A new World Economic Forum (WEF) report was recently released, with key findings including WEF’s Community of Chief Economists expecting reduced growth, stubbornly high inflation and real wages to continue falling for the remainder of 2022 out of 2023, with seven out of 10 considering a global recession to be at least somewhat likely.
The September 2022 edition of the WEF’s quarterly Chief Economists Outlook, published on September 28, aimed to summarise the emerging contours of the current economic environment and identify priorities for further action by policymakers and business leaders in response to the compounding shocks to the global economy from geo-economic and geopolitical events.
Prospects for the global economy have deteriorated since the May 2022 edition of the report, with expectations for growth pared back across all regions, stated a press statement. “Almost nine out of 10 of the chief economists expect growth in Europe to be weak in 2023, while moderate growth is expected in the Middle East and North Africa (MENA) region, the United States (US), South Asia and Latin America,” said the statement.
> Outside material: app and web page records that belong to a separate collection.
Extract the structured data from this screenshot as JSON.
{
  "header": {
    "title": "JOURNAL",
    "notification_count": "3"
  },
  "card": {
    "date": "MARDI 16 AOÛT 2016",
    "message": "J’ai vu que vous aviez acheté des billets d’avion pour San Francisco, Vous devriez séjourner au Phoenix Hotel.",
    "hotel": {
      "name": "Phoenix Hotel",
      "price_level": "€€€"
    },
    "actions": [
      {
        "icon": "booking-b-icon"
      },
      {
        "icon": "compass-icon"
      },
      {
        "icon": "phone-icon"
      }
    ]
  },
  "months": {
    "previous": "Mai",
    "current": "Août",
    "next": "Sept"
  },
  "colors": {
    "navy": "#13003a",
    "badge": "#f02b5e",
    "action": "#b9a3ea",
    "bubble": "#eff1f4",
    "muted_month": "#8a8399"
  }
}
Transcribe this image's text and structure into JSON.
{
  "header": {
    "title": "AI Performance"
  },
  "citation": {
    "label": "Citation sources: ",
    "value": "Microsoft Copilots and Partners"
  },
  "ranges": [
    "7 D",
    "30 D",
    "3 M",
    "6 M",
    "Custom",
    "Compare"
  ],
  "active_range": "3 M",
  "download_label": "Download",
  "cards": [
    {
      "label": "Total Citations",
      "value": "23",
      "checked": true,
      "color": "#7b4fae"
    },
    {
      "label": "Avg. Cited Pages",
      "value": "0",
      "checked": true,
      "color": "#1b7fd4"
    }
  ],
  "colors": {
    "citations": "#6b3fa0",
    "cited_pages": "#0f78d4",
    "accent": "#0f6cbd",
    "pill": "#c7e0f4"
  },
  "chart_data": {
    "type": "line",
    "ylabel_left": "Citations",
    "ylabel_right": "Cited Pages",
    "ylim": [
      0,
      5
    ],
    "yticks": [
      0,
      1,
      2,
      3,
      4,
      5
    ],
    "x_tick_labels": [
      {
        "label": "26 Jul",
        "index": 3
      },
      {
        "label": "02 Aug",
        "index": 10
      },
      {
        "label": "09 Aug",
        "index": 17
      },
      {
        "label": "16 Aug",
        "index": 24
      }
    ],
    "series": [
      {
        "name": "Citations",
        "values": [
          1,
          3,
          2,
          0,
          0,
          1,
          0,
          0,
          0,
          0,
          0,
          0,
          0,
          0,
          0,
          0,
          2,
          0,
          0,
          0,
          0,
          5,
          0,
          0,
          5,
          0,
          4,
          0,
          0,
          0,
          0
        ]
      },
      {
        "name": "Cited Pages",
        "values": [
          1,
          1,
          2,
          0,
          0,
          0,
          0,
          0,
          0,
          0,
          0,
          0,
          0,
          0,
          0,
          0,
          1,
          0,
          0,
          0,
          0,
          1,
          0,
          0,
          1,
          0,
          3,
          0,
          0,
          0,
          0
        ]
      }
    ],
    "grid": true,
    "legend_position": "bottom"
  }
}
“The grim outlook for growth is being driven in part by high inflation, which has triggered sharp monetary tightening across many economies. With the exception of China and the MENA region, most of the chief economists surveyed expect high inflation to persist for the remainder of 2022, with expectations somewhat moderating in 2023.”
According to the statement, as the high cost of living reverberates around the world, the chief economists are in agreement that wages will fail to keep pace with surging prices in 2022 and 2023, with nine in 10 expecting real wages to decline in low-income economies during that period, alongside 80 per cent in high-income economies. With household purchasing power weakening, the majority of the chief economists expected poverty levels across low-income countries to increase, compared with 60 per cent in high-income countries.
WEF Managing Director Saadia Zahidi said, “Growing inequality between and within countries is the ongoing legacy of COVID-19, war and uncoordinated policy action.
“With inflation soaring and real wages falling, the global cost of living crisis is hitting the most vulnerable hardest. As policymakers aim to control inflation while minimising the impact on growth, they will need to ensure specific support to those who need it most. The stakes could not be higher.”
The statement noted that the cost of living crisis is driving concerns around energy and food prices, elaborating that the chief economists are particularly concerned in relation to sub-Saharan Africa and the MENA region, with 100 per cent and 63 per cent of respondents, expecting food insecurity, with a significant number of respondents also expecting food insecurity in South Asia and Central Asia (47 per cent for both).
It added that, most concerningly, 79 per cent of the respondents expect rising costs to trigger social unrest in low-income countries versus 20 per cent in high-income economies.
Meanwhile, the chief economists almost unanimously agree that the risk of sovereign debt default in lower-income economies is increasing. “This is in contrast with high-income economies where one in four flagged debt default as an increasing factor in 2022,” the statement said.
“But as interest rates continue to rise, 42 per cent of respondents expect debt servicing costs to exert a significant drag on growth over the next three years versus 84 per cent for low-income economies. About one-third of respondents said that high-income countries no longer have the fiscal space to deal with another macroeconomic shock, compared with three-quarters for low-income countries.”
Also mentioned was that geopolitics is expected to dominate macroeconomic and financial developments in the years ahead, according to those surveyed.
“Almost nine out of 10 expect heightened geopolitical risk to have a significant impact on global economic activity over the next three years, and only slightly fewer (85 per cent) expect business strategies to be similarly affected,” the statement said.
“A significant proportion of the respondents (69 per cent) also expect to see geopolitical tensions affect global financial markets over the three-year horizon. Most respondents expect fragmentation to increase, especially in technology (80 per cent of respondents) and goods (70 per cent), with a more moderate outlook for labour (60 per cent), services (58 per cent) and finance (52 per cent).”
Most of the chief economists expected businesses to take decisive action in response to global developments, with 80 per cent expecting businesses to adapt their supply chains to geopolitical developments.
“Four out of five chief economists expect businesses to pursue supply chain diversification and localisation (also 80 per cent) over the next three years, with long-term implications for costs to consumers.”